Are you working remote or in a hybrid scenario and feel isolated in your career or from you coworkers?
At Transition Solutions, we have been helping companies and individuals with workforce changes for 30 years.
Glassdoor recently partnered with The Harris Poll and asked working professionals how they felt about their careers and what they would like to see as remote and hybrid roles become more prominent. Based on their survey results, nearly half (48%) of employees have felt isolated from coworkers during the COVID-19 pandemic.
Due to a lack of in-person connection during the COVID-19 pandemic, 42% of employees have felt their career stall. Over half (56%) of employees wish they had a community where they could get career advice for how to deal with problems at work, and more than two-thirds (69%) of employees wish they were able to learn more about the team they would be working with when deciding to accept a job.
Increased communication was a common theme including:
- 64% of employees wishing they had a way to ask questions of industry peers around the country.
- 65% of employees would be more likely to ask industry peers for career advice if they could do so anonymously.
- 7 in 10 (70%) employees think conversations about salary should be more transparent among professionals.
- Individualization. When people are in the office, it’s easier to have one set of rules for everyone. But when many employees are working from home without a dedicated office, when children are not in school or daycare, and when neighborhood broadband connections are stressed to capacity — individualization is king. Managers have to figure out where structure is required and where it is flexible — like shortening meetings by five or 10 minutes to allow people to transition between calls and reset an activity for a child at home. There may be a need to accommodate flexibility to hours worked, available, or the meaning of “close of business” (COB) to mean midnight or even 8:00 a.m. the following day.
- Communication.
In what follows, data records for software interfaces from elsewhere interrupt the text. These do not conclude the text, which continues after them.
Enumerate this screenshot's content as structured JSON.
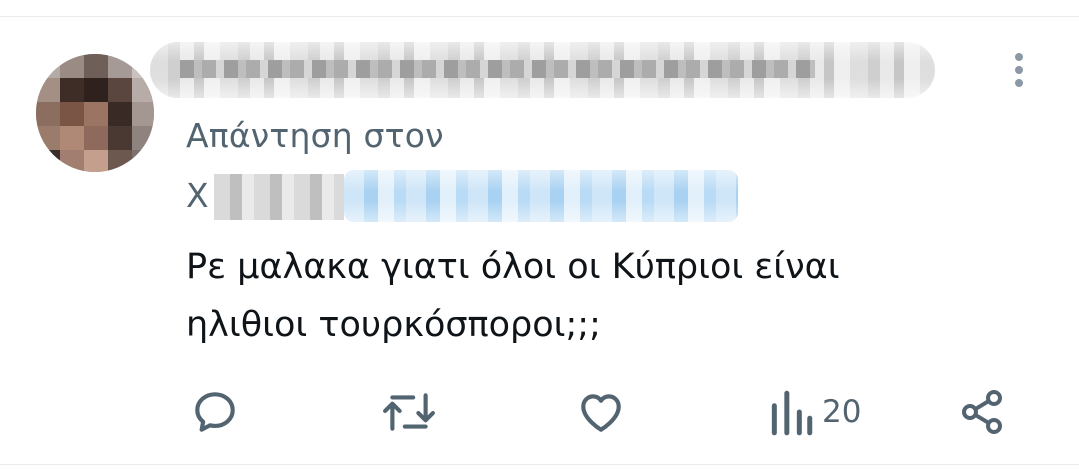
{
  "tweet": {
    "reply_to_label": "Απάντηση στον",
    "reply_to_handle_initial": "X",
    "text_lines": [
      "Ρε μαλακα γιατι όλοι οι Κύπριοι είναι",
      "ηλιθιοι τουρκόσποροι;;;"
    ]
  },
  "actions": {
    "reply_icon": "reply-bubble-icon",
    "retweet_icon": "retweet-icon",
    "like_icon": "heart-icon",
    "views_icon": "bar-chart-icon",
    "views_count": "20",
    "share_icon": "share-icon"
  },
  "colors": {
    "text_primary": "#0f1419",
    "text_secondary": "#536471",
    "icon_grey": "#536471",
    "divider": "#e9ecef"
  },
  "redactions": {
    "author_name_and_handle": "blurred",
    "reply_to_handle": "blurred",
    "avatar": "pixelated"
  }
}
While many managers are effective communicators, taking that show on the road — or more specifically, home — means that the only method of communication is what your managers are providing. If an email tone is too harsh or question on phone call feels abrupt, there is no facial expression to soften the sting. For this reason, videoconferencing may be ideal and should be encouraged for remote team communication. Much of our language is nonverbal. When managers are forced to limit the nonverbal cues available to their direct reports, they increase the chance for miscommunication, defensiveness and conflict. Managers need to communicate with their teams in multiple ways and through multiple mediums to keep expectations clear. Managers should ask how employees prefer to be contacted and how often.
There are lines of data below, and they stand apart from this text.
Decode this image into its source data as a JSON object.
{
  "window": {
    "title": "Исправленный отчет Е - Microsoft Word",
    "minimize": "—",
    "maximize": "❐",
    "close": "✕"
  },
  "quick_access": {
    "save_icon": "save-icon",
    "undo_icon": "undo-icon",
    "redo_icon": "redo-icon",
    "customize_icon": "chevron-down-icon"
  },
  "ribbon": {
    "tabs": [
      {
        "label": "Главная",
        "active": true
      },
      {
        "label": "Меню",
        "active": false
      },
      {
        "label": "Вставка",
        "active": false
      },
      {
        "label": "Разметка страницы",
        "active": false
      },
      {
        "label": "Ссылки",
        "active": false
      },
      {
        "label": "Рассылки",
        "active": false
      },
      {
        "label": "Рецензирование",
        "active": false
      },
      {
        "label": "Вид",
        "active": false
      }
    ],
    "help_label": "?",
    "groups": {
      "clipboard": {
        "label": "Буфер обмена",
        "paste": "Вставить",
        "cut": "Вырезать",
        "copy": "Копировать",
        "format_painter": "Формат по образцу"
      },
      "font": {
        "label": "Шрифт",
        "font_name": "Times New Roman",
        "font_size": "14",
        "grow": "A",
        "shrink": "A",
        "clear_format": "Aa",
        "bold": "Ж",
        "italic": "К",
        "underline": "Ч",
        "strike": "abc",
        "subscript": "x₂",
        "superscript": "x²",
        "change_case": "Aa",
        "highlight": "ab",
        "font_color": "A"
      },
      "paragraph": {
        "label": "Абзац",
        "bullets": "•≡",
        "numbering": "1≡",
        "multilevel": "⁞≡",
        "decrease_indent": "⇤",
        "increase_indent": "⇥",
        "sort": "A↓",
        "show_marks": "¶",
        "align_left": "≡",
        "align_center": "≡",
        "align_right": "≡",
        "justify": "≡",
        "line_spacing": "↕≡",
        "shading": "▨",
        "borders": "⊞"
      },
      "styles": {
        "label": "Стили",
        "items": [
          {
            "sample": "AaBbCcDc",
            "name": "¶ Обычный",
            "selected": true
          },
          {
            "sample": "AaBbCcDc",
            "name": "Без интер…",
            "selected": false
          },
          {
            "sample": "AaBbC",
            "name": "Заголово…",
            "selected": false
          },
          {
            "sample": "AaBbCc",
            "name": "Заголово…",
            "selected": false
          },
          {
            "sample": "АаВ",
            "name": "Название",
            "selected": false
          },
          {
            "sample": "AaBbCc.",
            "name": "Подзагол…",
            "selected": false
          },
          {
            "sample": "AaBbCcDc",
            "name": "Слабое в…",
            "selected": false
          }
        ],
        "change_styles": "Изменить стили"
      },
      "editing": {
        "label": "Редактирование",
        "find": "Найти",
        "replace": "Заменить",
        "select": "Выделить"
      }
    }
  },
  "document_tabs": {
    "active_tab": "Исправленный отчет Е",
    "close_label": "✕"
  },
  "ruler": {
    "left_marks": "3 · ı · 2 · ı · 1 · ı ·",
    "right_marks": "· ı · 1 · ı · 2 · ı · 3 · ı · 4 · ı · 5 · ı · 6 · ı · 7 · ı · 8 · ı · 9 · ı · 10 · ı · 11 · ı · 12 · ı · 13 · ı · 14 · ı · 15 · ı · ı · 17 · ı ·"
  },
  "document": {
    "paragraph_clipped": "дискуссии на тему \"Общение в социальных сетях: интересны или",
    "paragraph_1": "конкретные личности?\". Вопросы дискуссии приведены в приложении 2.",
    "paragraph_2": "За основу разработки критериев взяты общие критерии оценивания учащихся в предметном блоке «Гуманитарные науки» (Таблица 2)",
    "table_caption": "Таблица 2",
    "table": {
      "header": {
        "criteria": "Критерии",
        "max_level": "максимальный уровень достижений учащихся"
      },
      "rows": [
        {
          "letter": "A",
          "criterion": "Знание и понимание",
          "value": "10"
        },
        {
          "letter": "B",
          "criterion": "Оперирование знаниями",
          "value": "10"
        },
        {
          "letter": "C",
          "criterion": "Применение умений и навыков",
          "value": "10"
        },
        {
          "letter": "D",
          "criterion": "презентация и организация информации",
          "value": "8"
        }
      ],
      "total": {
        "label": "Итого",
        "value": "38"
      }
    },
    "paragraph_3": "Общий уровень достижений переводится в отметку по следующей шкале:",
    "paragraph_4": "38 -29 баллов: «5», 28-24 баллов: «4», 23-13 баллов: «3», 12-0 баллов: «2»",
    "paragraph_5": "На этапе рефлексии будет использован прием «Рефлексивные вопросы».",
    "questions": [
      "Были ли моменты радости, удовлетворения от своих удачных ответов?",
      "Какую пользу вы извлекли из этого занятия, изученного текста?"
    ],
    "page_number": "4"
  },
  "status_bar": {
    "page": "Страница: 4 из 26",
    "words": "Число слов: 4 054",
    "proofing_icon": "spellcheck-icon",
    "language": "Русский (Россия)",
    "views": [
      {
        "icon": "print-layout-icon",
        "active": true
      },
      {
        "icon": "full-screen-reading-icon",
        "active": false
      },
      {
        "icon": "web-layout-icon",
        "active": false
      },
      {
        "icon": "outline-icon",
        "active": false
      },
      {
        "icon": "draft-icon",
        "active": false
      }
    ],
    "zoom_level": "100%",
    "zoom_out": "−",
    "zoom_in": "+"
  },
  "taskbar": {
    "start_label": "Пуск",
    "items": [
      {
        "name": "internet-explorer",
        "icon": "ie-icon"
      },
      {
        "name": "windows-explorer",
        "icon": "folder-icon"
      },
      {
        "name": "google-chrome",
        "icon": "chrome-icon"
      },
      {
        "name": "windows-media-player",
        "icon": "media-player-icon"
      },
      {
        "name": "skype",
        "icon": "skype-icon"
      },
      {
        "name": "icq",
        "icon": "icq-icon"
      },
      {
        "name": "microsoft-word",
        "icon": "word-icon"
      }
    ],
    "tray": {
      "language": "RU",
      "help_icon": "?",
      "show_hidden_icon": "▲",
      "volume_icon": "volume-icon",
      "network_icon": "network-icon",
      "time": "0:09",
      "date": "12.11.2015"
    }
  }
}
- Accountability. When everyone is physically present, it tends to be easier to evaluate the level of effort people are putting in and the output your team is generating. The reason most remote employees can work remotely is that they’re doing the type of work that may be harder to count or measure productivity against. Managers must create or improve upon their systems for holding their teams accountable when everyone is working remotely. This is based in communication but includes tools for measuring timelines and deliverables, check-ins, and evaluation of submitted work. It’s important that everyone understands the quality of work expected from them while working remotely — and that your managers are prepared to assess and hold team members accountable for their continued performance.
As we continue to emerge from the pandemic, remote and hybrid work arrangements will remain and helping all teammates feel connected and engaged will be important to retaining top talent.
At Transition Solutions, we have been helping companies and individuals with workforce changes for thirty years. Our strong reputation for consistently delivering exceptional service at value sets us apart. If you would like more information on our services please check out our website at https://www.transitionsolutions.com/ or you can contact us directly at 888-424-0003 or email us at firstname.lastname@example.org.